For my grandson, who would like to know where he came from.
Children of the 20th Century
Parents- Roy E. Nickerson— Feb 28, 1882
Mary N. Smith— Aug 16, 1881
Married Aug 20, 1902
Blanche Edna– Dec 28, 1903
Thelma Helena– Sept 25, 1905
Harold Ray– Oct 1906 died in infancy
Bruce Henry– Jan 6, 1907
Ruth Alice– Dec 28, 1909
Evelyn Gladys–Sept 7, 1914
Margaret Jesse– Dec 20, 1915
Lois Jean– Oct 28, 1917 died in drowning accident
Helen Josephine –July 13, 1919
Sidney Warren– Nov 24, 1920
Marian Avis– Feb 2, 1922
Most graduated from high school in Michigan. None went to college.
Notable achievements for the remaining boys are that they served in the Army during WWII. Bruce was in Germany at the end, Sydney as an MP in the Panama Canal Zone.
Bruce worked the rest of his life in the auto industry, married late, and had no children.
All the girls married, had children, only one divorce.
Cancer took those that did not have heart failure. One brother died in his trailer and was not discovered for a week.
When the parents of these early twentieth Century children were first married, they spent the honeymoon and early months at a lumber camp in Northern Michigan, earning a living by Mary being the cook, and Roy cutting timber.

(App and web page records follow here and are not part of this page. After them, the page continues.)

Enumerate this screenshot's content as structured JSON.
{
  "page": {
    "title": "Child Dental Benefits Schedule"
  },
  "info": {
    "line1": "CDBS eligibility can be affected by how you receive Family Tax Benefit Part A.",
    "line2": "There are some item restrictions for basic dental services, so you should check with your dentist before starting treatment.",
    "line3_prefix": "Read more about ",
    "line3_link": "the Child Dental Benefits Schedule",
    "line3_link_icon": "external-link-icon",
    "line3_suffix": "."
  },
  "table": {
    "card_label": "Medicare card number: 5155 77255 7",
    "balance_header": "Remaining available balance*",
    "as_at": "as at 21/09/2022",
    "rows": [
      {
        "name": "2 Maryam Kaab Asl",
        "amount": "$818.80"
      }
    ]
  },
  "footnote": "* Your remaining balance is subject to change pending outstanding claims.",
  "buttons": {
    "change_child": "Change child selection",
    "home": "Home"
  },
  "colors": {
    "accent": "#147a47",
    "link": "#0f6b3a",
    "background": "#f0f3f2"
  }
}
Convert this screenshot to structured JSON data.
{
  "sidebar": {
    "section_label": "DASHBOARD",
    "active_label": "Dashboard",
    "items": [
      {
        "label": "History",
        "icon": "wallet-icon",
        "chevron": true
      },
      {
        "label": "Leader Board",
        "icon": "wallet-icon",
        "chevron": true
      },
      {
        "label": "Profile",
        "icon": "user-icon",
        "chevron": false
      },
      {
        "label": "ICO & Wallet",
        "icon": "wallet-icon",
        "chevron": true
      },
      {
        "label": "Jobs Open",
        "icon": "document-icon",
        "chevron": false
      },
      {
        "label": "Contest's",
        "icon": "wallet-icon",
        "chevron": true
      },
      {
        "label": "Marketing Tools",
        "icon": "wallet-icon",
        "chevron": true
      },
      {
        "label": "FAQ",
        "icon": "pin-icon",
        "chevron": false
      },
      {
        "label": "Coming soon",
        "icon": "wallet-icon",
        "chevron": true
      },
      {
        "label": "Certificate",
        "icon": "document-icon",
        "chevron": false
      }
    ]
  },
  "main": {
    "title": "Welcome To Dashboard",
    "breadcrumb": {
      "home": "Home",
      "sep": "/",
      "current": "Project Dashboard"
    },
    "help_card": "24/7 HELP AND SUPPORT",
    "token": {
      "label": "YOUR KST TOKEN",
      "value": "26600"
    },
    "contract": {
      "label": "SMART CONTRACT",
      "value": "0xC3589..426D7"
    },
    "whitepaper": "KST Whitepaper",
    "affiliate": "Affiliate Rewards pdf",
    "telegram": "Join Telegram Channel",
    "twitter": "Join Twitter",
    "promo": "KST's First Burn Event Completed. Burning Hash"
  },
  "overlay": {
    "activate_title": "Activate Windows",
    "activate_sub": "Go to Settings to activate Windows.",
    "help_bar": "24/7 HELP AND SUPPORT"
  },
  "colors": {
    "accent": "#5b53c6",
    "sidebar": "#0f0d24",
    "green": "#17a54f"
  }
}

It was said that Roy was away on business working for a rich relative that he only came home in time to get Mary pregnant.
From the spacing of these babies, I think there was a sigh of relief when menopause rolled around and Mary could get away from dirty diapers.
The youngest, Marian hardly remembers her older sisters, in that they were out working by the time she was born. She remembers my Mom, Ruth for the fact that when Ruth visited she had little gifts for the baby of the family.
How hard it must have been to raise children with no modern conveniences like hot running water.
The hand pump in the kitchen and the reeking outhouse made life a bit arduous, and my Mom resented her older sister Edna because she was allowed to go out after dinner on dates, while my Mom got stuck with the dinner dishes.
In large farm families this is always the routine; the older girls get stuck helping to raise the younger siblings and running the household chores. My Mom hated the farm chores the most, and having to pull the green caterpillars off the potato plants.
Pictures show that there was a horse to ride around on, but having a brood of children from infancy to 19 proves there was not much money or time for frivolity.
I think my grandmother deserves more appreciation and a medal for valor.
According to family lore, my grandfather Roy was irascible in his later years, used a cane for walking, but also to snag a passing grandchild around the neck to reel it in.
As to them all being together in the afterlife as one cousin put it on Facebook, I hardly think that is the case.
With two siblings missing early on, and the age range so great that the youngest had not much to do with the oldest, with all the girls marrying and scattering, how can one come to the conclusion that they are “all together”?
The only thing that they are together in is the state of nothing.
I know that I do not want to be “together “with my siblings! (Shudders)